§ **REQUIRED WORK**
Out of the data below, copy every line with the string "true".

§ **INFORMATION GIVEN**
::::
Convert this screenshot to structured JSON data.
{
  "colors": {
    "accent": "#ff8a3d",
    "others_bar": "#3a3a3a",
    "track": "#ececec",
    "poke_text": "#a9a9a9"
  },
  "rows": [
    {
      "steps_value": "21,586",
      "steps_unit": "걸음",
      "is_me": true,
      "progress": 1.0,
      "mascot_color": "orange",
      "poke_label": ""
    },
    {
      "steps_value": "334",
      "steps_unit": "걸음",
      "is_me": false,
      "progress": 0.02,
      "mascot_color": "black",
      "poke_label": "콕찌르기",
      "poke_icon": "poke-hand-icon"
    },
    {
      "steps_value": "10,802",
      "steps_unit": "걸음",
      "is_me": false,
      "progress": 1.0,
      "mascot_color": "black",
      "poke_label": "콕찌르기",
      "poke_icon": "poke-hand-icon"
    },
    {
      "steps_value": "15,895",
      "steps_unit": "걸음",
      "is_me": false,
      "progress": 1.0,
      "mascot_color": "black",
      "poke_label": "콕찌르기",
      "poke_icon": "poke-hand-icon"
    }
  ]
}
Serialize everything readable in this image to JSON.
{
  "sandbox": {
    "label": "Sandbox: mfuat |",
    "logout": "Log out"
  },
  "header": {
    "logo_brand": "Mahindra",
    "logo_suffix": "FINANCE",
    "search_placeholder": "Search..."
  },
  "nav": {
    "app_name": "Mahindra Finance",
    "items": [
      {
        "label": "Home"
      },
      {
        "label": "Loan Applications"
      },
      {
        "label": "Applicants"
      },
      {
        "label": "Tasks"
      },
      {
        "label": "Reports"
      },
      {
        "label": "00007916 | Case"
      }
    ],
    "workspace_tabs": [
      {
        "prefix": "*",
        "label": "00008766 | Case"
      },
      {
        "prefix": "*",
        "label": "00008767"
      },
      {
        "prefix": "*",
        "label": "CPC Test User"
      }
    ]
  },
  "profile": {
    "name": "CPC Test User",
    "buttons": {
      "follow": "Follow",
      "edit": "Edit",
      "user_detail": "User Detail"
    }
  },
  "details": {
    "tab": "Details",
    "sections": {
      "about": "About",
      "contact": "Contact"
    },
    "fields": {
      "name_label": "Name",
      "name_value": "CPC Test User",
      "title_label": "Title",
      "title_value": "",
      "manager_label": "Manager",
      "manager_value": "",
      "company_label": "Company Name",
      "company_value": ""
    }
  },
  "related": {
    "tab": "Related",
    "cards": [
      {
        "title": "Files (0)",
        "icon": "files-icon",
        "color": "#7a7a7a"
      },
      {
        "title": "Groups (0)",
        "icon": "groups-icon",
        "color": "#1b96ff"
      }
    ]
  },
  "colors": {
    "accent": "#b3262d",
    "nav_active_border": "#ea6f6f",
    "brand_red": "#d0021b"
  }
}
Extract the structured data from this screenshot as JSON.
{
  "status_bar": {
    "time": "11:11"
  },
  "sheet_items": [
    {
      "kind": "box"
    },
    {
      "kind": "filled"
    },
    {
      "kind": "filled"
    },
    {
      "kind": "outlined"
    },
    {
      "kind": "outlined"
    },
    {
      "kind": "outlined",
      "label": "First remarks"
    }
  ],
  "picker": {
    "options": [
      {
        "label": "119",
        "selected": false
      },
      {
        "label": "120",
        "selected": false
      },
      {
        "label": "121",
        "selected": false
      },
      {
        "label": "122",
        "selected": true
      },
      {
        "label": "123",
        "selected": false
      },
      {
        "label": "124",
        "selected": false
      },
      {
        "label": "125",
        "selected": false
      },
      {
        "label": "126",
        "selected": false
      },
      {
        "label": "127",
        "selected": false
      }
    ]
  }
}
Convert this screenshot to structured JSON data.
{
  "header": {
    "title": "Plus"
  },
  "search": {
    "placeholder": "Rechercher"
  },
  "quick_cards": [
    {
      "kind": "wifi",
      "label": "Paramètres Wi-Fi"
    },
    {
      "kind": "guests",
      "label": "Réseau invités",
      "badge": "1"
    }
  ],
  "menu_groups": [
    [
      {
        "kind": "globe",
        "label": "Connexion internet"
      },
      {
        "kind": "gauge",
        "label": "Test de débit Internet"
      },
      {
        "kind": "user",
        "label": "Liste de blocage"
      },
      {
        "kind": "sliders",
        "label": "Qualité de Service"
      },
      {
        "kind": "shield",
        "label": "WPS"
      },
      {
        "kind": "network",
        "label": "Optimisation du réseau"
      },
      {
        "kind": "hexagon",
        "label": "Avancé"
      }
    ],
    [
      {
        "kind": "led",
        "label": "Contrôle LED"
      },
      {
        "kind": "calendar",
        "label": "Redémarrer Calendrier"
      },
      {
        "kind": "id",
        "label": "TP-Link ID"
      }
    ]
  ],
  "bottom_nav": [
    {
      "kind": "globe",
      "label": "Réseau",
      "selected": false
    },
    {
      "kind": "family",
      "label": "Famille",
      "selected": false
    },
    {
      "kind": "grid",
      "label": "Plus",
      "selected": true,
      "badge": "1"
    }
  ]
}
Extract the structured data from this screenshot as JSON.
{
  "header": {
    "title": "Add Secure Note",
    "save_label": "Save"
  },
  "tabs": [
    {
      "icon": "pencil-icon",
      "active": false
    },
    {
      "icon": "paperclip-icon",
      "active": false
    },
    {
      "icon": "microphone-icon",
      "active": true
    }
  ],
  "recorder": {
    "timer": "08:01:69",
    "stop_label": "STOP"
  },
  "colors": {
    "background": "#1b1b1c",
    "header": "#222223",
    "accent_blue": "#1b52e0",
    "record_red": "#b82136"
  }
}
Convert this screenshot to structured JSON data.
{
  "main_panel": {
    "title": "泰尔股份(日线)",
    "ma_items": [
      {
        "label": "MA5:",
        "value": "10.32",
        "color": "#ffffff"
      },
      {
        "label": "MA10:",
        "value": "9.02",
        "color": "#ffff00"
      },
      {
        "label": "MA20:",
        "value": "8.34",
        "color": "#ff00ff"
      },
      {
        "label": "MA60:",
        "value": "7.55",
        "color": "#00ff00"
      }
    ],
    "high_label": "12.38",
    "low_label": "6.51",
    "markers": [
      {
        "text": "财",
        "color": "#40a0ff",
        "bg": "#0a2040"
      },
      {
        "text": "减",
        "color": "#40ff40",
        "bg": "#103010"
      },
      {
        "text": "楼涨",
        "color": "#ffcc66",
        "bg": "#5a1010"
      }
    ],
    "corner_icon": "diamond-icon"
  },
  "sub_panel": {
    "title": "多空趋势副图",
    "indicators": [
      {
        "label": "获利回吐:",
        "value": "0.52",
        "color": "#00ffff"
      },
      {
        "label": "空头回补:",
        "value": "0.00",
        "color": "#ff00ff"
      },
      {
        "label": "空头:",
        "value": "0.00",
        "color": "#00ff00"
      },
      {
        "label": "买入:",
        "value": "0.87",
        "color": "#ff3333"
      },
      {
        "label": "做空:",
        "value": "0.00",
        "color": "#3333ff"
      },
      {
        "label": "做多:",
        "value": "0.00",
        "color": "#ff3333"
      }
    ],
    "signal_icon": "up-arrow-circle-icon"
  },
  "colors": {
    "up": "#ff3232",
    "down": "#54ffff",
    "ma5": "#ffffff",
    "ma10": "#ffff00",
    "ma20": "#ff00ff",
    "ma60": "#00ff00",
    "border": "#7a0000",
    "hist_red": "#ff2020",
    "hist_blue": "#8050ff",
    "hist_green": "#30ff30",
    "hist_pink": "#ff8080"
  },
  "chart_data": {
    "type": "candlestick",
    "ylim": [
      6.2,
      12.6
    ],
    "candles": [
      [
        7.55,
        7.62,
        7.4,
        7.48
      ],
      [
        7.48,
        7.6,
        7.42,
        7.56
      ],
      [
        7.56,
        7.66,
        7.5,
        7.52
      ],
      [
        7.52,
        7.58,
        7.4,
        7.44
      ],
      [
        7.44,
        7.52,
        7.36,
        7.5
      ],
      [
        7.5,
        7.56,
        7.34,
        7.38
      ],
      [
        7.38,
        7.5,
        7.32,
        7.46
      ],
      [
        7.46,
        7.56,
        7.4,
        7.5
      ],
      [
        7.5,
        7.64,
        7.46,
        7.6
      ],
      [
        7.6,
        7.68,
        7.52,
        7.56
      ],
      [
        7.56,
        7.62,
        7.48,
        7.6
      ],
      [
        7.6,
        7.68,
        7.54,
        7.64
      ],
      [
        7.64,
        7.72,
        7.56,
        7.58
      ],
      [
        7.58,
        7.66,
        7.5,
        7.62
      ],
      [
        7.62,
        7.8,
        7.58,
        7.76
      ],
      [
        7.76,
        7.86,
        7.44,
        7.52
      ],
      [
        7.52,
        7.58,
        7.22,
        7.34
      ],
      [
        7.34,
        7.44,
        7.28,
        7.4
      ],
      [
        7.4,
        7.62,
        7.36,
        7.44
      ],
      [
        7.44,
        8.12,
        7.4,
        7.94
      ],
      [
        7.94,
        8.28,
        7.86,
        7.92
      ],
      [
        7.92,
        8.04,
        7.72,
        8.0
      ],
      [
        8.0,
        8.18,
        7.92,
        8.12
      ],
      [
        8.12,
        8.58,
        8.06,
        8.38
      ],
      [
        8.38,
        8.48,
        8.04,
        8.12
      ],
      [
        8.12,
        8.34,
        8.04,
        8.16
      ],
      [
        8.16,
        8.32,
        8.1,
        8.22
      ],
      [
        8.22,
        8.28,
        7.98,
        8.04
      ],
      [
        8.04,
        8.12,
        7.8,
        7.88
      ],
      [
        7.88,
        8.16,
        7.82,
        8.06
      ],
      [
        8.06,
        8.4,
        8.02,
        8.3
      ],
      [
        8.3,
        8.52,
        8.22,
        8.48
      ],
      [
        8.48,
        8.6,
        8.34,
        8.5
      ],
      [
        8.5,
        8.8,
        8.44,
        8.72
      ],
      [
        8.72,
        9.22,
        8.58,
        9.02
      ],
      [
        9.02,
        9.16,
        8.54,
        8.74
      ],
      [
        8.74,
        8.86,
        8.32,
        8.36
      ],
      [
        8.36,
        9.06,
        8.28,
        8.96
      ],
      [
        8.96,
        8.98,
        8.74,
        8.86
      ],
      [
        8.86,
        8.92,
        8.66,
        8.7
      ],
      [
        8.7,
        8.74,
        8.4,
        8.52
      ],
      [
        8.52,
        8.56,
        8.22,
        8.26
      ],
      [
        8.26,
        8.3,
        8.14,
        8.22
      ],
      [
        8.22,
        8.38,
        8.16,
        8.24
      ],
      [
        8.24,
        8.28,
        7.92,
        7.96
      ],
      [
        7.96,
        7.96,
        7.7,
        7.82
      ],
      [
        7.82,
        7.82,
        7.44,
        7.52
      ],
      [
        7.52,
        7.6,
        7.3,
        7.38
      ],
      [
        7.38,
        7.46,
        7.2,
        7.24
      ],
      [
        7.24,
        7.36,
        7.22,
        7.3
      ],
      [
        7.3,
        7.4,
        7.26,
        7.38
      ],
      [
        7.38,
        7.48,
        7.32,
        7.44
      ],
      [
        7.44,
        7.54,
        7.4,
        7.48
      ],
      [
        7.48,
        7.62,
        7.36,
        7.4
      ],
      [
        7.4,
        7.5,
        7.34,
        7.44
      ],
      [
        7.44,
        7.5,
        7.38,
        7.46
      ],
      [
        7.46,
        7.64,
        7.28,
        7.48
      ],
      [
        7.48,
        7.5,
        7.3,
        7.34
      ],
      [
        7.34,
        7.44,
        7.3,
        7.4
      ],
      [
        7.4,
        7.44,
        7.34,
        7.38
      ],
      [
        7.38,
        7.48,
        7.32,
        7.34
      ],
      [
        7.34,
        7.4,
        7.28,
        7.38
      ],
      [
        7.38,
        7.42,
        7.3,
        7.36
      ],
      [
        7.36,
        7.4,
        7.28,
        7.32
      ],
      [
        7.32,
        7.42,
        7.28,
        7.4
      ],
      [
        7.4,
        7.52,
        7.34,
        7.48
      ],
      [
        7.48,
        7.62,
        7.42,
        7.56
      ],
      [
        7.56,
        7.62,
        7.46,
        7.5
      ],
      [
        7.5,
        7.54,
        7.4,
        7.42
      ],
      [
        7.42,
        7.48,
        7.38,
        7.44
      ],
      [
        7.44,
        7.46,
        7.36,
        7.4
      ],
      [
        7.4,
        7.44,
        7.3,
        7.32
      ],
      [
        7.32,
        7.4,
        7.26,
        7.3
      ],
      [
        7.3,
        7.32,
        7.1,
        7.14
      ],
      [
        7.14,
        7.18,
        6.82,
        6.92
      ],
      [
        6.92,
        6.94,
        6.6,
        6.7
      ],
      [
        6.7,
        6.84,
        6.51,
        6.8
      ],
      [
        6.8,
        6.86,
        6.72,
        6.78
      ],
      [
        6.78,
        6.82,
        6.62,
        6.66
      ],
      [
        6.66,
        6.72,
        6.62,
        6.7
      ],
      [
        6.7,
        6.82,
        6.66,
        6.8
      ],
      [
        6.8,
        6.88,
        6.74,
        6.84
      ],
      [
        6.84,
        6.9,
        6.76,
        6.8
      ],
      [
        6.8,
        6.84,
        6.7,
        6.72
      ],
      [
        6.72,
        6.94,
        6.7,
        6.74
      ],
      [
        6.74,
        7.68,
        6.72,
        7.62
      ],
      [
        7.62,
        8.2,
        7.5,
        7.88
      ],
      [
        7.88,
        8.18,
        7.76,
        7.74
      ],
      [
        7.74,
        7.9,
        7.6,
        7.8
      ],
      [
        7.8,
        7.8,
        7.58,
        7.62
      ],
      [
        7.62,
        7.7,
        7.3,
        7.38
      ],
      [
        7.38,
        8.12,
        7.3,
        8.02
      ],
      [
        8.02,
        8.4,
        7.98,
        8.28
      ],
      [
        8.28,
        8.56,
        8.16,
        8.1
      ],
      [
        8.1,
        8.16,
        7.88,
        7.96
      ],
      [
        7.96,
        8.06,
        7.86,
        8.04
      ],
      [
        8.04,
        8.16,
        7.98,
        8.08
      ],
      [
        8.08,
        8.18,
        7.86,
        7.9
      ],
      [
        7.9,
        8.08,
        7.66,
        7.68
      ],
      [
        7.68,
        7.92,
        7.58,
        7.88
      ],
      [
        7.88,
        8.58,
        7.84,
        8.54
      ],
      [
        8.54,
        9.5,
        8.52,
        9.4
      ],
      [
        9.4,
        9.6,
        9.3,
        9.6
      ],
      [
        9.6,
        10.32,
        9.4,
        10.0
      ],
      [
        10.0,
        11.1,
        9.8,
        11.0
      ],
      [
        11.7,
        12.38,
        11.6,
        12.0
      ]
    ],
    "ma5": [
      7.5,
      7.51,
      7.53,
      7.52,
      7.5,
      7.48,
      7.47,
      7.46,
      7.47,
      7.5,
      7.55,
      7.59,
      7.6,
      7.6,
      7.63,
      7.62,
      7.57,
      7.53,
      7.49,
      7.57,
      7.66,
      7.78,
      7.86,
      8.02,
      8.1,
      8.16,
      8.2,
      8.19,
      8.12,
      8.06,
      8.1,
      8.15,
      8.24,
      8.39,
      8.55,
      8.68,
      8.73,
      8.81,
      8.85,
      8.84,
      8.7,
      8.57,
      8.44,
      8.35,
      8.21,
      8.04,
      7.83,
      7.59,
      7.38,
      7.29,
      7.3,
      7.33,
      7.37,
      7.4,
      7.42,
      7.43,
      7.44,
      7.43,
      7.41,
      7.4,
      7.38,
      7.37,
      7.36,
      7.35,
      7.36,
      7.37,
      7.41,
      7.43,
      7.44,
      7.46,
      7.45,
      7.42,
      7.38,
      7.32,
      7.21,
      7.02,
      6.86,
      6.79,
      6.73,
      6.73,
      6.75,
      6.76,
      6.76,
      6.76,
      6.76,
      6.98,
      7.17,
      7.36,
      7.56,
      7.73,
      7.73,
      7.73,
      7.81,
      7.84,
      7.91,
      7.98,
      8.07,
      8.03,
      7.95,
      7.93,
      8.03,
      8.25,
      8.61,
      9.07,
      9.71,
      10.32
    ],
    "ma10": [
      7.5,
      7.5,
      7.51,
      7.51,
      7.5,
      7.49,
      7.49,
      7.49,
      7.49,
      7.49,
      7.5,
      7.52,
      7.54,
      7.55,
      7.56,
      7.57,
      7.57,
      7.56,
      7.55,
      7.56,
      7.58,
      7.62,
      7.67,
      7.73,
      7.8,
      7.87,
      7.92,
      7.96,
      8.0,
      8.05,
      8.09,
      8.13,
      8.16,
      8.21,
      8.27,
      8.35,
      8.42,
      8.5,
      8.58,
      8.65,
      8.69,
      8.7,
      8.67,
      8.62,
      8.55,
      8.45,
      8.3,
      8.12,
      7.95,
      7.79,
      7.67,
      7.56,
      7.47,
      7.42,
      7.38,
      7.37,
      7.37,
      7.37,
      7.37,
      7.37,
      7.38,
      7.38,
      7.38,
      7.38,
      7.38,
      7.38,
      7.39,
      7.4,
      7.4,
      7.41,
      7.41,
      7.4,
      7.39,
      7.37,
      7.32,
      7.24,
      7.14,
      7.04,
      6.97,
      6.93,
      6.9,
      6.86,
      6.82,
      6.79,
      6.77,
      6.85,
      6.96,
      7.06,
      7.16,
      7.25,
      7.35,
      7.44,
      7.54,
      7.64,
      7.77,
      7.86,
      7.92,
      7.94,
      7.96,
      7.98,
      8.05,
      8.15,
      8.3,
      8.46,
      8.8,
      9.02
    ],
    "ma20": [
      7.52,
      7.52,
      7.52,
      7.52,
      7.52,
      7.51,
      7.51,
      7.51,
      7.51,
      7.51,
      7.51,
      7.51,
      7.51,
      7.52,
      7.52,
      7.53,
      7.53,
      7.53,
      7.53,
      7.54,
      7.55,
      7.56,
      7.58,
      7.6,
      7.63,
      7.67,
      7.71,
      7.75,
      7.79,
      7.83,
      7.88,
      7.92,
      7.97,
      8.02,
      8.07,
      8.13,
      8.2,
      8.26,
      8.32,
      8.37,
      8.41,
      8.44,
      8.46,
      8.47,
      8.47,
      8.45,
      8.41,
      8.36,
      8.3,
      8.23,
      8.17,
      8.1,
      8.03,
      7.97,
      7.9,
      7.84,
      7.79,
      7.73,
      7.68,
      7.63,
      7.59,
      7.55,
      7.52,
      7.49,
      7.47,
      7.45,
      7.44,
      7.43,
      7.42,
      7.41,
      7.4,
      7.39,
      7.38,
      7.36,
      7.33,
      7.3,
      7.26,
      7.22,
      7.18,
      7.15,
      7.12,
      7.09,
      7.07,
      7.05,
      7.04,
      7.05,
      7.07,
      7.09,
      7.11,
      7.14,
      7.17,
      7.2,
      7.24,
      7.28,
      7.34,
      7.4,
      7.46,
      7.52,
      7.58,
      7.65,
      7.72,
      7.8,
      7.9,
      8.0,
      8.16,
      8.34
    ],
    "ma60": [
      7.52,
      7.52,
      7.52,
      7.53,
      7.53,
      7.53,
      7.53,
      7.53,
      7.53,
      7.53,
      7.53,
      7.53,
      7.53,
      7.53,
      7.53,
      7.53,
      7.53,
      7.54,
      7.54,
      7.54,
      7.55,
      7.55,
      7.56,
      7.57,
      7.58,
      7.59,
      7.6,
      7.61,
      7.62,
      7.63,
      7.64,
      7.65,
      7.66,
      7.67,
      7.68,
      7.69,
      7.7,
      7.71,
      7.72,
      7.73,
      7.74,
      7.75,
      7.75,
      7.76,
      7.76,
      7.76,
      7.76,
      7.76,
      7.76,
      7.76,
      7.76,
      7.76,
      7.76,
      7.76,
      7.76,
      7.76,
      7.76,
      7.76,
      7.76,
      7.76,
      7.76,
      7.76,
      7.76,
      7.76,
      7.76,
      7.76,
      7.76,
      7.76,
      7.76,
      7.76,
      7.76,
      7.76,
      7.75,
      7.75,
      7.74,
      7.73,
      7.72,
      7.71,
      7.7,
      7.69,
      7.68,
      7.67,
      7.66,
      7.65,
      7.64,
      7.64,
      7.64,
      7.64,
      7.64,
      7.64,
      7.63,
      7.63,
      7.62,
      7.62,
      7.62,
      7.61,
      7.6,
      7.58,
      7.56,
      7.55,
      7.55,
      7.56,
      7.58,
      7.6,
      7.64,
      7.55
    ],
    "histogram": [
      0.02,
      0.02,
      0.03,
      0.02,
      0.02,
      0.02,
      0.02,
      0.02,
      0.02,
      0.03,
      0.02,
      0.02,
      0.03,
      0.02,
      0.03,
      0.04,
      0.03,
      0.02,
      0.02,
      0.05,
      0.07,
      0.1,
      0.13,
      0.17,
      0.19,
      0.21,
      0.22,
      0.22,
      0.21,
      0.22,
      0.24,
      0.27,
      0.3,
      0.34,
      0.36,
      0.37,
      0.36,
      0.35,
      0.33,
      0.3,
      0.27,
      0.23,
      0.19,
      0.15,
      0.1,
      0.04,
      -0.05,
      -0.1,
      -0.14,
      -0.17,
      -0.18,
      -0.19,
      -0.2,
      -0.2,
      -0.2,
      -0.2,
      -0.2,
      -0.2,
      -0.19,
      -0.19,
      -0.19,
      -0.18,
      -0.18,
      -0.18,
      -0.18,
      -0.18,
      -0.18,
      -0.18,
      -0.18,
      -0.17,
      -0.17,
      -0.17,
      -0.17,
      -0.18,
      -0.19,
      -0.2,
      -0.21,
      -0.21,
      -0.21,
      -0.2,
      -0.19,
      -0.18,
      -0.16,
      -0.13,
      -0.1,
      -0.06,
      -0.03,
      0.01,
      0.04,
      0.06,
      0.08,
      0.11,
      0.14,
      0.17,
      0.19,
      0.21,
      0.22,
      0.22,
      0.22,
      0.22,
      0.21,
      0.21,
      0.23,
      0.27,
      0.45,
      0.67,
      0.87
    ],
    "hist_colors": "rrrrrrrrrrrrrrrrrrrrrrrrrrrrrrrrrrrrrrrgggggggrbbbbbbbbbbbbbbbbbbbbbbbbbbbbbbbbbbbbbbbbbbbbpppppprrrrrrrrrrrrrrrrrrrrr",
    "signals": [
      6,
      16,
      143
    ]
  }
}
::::
§ **RESULT**
      "is_me": true,
        "selected": true
      "selected": true,
      "active": true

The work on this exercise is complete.